-- REQUIRED WORK --
Write out each line of the material again, word for word.

_ _ _ _ _ _ _

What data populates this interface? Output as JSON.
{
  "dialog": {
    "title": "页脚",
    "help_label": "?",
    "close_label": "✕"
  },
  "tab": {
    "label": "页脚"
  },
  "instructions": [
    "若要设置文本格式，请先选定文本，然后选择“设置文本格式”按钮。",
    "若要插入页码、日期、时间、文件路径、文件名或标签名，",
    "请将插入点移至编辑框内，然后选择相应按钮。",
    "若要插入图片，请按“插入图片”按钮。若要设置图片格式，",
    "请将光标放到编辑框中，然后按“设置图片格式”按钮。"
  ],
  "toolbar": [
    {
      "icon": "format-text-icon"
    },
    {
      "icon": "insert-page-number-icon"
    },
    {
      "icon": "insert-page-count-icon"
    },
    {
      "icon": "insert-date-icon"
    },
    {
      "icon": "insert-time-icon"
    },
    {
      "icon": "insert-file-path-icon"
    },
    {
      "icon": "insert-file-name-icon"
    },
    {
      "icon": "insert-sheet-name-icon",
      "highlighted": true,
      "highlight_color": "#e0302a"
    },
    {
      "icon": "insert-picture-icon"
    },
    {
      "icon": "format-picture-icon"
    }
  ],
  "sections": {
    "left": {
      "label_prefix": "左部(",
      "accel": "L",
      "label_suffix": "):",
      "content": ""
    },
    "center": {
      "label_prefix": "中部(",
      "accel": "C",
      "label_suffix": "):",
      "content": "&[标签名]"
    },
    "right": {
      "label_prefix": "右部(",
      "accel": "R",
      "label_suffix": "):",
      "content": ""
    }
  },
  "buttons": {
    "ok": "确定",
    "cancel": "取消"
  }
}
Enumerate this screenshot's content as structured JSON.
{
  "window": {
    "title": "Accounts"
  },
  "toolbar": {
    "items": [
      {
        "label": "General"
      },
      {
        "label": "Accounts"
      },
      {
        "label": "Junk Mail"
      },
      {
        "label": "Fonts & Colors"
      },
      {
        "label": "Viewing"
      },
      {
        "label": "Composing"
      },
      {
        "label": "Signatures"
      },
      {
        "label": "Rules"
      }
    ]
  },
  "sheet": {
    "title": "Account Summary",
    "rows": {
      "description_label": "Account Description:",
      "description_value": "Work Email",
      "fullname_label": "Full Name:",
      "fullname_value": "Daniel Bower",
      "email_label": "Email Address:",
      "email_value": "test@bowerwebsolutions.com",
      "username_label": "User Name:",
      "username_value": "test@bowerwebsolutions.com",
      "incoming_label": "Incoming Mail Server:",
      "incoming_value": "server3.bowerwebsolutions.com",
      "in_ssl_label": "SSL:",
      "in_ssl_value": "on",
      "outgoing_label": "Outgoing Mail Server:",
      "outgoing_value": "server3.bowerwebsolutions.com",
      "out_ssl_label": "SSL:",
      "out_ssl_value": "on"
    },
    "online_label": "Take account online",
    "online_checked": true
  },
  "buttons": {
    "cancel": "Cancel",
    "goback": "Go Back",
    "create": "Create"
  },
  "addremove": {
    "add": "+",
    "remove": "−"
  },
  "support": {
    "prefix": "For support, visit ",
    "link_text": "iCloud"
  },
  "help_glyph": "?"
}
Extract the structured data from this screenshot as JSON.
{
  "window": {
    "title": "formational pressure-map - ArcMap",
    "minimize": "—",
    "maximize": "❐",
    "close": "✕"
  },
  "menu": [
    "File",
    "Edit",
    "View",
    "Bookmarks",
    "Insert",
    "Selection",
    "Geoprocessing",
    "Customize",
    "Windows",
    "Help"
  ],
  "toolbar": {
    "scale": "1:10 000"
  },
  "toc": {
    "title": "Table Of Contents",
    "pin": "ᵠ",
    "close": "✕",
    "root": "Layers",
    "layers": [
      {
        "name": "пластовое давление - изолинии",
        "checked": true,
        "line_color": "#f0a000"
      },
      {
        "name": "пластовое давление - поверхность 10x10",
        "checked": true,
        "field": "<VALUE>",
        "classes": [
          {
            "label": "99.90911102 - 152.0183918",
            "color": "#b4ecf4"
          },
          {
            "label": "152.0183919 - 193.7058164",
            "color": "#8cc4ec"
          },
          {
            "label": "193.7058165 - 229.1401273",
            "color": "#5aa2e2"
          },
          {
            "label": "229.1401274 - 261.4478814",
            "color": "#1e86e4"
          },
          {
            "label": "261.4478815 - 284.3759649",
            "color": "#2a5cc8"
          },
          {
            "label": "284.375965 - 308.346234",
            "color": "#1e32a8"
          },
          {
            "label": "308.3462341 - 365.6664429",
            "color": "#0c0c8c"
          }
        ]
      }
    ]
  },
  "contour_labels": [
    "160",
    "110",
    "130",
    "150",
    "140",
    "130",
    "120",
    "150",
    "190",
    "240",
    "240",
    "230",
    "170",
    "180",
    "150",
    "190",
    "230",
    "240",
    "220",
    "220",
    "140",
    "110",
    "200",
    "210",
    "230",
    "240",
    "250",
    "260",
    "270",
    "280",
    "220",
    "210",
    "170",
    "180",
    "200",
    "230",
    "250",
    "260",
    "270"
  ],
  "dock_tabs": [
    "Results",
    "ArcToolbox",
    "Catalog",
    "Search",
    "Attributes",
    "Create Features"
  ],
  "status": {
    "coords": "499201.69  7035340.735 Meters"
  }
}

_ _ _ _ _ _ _

-- EXPECTED ANSWER --
What data populates this interface? Output as JSON.
{
  "dialog": {
    "title": "页脚",
    "help_label": "?",
    "close_label": "✕"
  },
  "tab": {
    "label": "页脚"
  },
  "instructions": [
    "若要设置文本格式，请先选定文本，然后选择“设置文本格式”按钮。",
    "若要插入页码、日期、时间、文件路径、文件名或标签名，",
    "请将插入点移至编辑框内，然后选择相应按钮。",
    "若要插入图片，请按“插入图片”按钮。若要设置图片格式，",
    "请将光标放到编辑框中，然后按“设置图片格式”按钮。"
  ],
  "toolbar": [
    {
      "icon": "format-text-icon"
    },
    {
      "icon": "insert-page-number-icon"
    },
    {
      "icon": "insert-page-count-icon"
    },
    {
      "icon": "insert-date-icon"
    },
    {
      "icon": "insert-time-icon"
    },
    {
      "icon": "insert-file-path-icon"
    },
    {
      "icon": "insert-file-name-icon"
    },
    {
      "icon": "insert-sheet-name-icon",
      "highlighted": true,
      "highlight_color": "#e0302a"
    },
    {
      "icon": "insert-picture-icon"
    },
    {
      "icon": "format-picture-icon"
    }
  ],
  "sections": {
    "left": {
      "label_prefix": "左部(",
      "accel": "L",
      "label_suffix": "):",
      "content": ""
    },
    "center": {
      "label_prefix": "中部(",
      "accel": "C",
      "label_suffix": "):",
      "content": "&[标签名]"
    },
    "right": {
      "label_prefix": "右部(",
      "accel": "R",
      "label_suffix": "):",
      "content": ""
    }
  },
  "buttons": {
    "ok": "确定",
    "cancel": "取消"
  }
}
Enumerate this screenshot's content as structured JSON.
{
  "window": {
    "title": "Accounts"
  },
  "toolbar": {
    "items": [
      {
        "label": "General"
      },
      {
        "label": "Accounts"
      },
      {
        "label": "Junk Mail"
      },
      {
        "label": "Fonts & Colors"
      },
      {
        "label": "Viewing"
      },
      {
        "label": "Composing"
      },
      {
        "label": "Signatures"
      },
      {
        "label": "Rules"
      }
    ]
  },
  "sheet": {
    "title": "Account Summary",
    "rows": {
      "description_label": "Account Description:",
      "description_value": "Work Email",
      "fullname_label": "Full Name:",
      "fullname_value": "Daniel Bower",
      "email_label": "Email Address:",
      "email_value": "test@bowerwebsolutions.com",
      "username_label": "User Name:",
      "username_value": "test@bowerwebsolutions.com",
      "incoming_label": "Incoming Mail Server:",
      "incoming_value": "server3.bowerwebsolutions.com",
      "in_ssl_label": "SSL:",
      "in_ssl_value": "on",
      "outgoing_label": "Outgoing Mail Server:",
      "outgoing_value": "server3.bowerwebsolutions.com",
      "out_ssl_label": "SSL:",
      "out_ssl_value": "on"
    },
    "online_label": "Take account online",
    "online_checked": true
  },
  "buttons": {
    "cancel": "Cancel",
    "goback": "Go Back",
    "create": "Create"
  },
  "addremove": {
    "add": "+",
    "remove": "−"
  },
  "support": {
    "prefix": "For support, visit ",
    "link_text": "iCloud"
  },
  "help_glyph": "?"
}
Extract the structured data from this screenshot as JSON.
{
  "window": {
    "title": "formational pressure-map - ArcMap",
    "minimize": "—",
    "maximize": "❐",
    "close": "✕"
  },
  "menu": [
    "File",
    "Edit",
    "View",
    "Bookmarks",
    "Insert",
    "Selection",
    "Geoprocessing",
    "Customize",
    "Windows",
    "Help"
  ],
  "toolbar": {
    "scale": "1:10 000"
  },
  "toc": {
    "title": "Table Of Contents",
    "pin": "ᵠ",
    "close": "✕",
    "root": "Layers",
    "layers": [
      {
        "name": "пластовое давление - изолинии",
        "checked": true,
        "line_color": "#f0a000"
      },
      {
        "name": "пластовое давление - поверхность 10x10",
        "checked": true,
        "field": "<VALUE>",
        "classes": [
          {
            "label": "99.90911102 - 152.0183918",
            "color": "#b4ecf4"
          },
          {
            "label": "152.0183919 - 193.7058164",
            "color": "#8cc4ec"
          },
          {
            "label": "193.7058165 - 229.1401273",
            "color": "#5aa2e2"
          },
          {
            "label": "229.1401274 - 261.4478814",
            "color": "#1e86e4"
          },
          {
            "label": "261.4478815 - 284.3759649",
            "color": "#2a5cc8"
          },
          {
            "label": "284.375965 - 308.346234",
            "color": "#1e32a8"
          },
          {
            "label": "308.3462341 - 365.6664429",
            "color": "#0c0c8c"
          }
        ]
      }
    ]
  },
  "contour_labels": [
    "160",
    "110",
    "130",
    "150",
    "140",
    "130",
    "120",
    "150",
    "190",
    "240",
    "240",
    "230",
    "170",
    "180",
    "150",
    "190",
    "230",
    "240",
    "220",
    "220",
    "140",
    "110",
    "200",
    "210",
    "230",
    "240",
    "250",
    "260",
    "270",
    "280",
    "220",
    "210",
    "170",
    "180",
    "200",
    "230",
    "250",
    "260",
    "270"
  ],
  "dock_tabs": [
    "Results",
    "ArcToolbox",
    "Catalog",
    "Search",
    "Attributes",
    "Create Features"
  ],
  "status": {
    "coords": "499201.69  7035340.735 Meters"
  }
}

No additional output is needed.